Green Arc: Normal Operating Range

The green arc shows the normal operating range of the airplane. The speed at the bottom of the green arc, abbreviated Vs1, is the stall speed with the flaps and landing gear retracted, power at idle, and the airplane at maximum gross weight. The top of the green arc shows the high end of the normal operating range, the maximum structural cruising speed, abbreviated Vno.

Yellow Arc: Caution Range

The yellow arc represents the caution range—speeds appropriate only in smooth air. The top of the yellow arc coincides with Vne, the never-exceed speed of the airplane.

Red Line: Never-Exceed Speed

A red line near the top of the airspeed range marks Vne. Exceeding this speed even in smooth air could damage the airplane structure.

White Arc: Flap Operating Range

The white arc shows the range of speeds in which it's safe to extend full flaps. The upper limit of the white arc is called Vfe, maximum flap extended speed. Extending the flaps at higher speeds could cause structural damage. The lower limit of the white arc, abbreviated Vso, is the stalling speed or minimum steady flight speed at maximum gross weight with the flaps and landing gear in the landing position.

Other Airspeed Markings

Multiengine airplanes (except large aircraft) have two additional airspeed markings.    

A red line near the lower limit of the airspeed range indicates minimum controllable airspeed, Vmc. This is the lowest speed at which the airplane is controllable when one engine is inoperative and the other engine is operating at full power.
A blue line on the airspeed indicator marks best single-engine rate of climb airspeed (Vyse). This speed delivers the best rate of climb with one engine inoperative.

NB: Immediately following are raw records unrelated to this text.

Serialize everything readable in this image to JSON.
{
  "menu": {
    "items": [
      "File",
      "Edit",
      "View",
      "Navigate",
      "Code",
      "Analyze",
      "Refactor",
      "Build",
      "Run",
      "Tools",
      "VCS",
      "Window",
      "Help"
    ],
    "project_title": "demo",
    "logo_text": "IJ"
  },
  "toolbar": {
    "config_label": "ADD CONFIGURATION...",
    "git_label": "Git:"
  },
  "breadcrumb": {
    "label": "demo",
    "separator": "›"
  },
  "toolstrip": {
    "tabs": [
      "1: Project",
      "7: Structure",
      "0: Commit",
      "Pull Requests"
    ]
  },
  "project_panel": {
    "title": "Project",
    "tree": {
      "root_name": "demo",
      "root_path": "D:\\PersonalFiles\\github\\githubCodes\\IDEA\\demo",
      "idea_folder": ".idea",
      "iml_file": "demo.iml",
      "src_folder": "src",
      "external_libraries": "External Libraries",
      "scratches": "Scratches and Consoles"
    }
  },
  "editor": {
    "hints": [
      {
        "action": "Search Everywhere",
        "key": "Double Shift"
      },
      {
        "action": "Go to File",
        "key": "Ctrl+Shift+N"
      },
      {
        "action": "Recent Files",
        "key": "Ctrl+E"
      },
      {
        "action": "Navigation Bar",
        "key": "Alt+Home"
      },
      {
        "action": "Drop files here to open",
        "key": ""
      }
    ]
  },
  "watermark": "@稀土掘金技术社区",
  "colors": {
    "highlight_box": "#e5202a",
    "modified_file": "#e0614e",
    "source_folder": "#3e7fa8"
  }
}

"Bug" Speeds

Airspeed indicators on large aircraft like the Boeing 737-400 don't have these markings because the speeds they represent vary considerably depending on aircraft weight, power settings, and other factors. Pilots calculate these speeds before each takeoff and use markers called "bugs" on the airspeed indicator as reminders of those speeds under current conditions.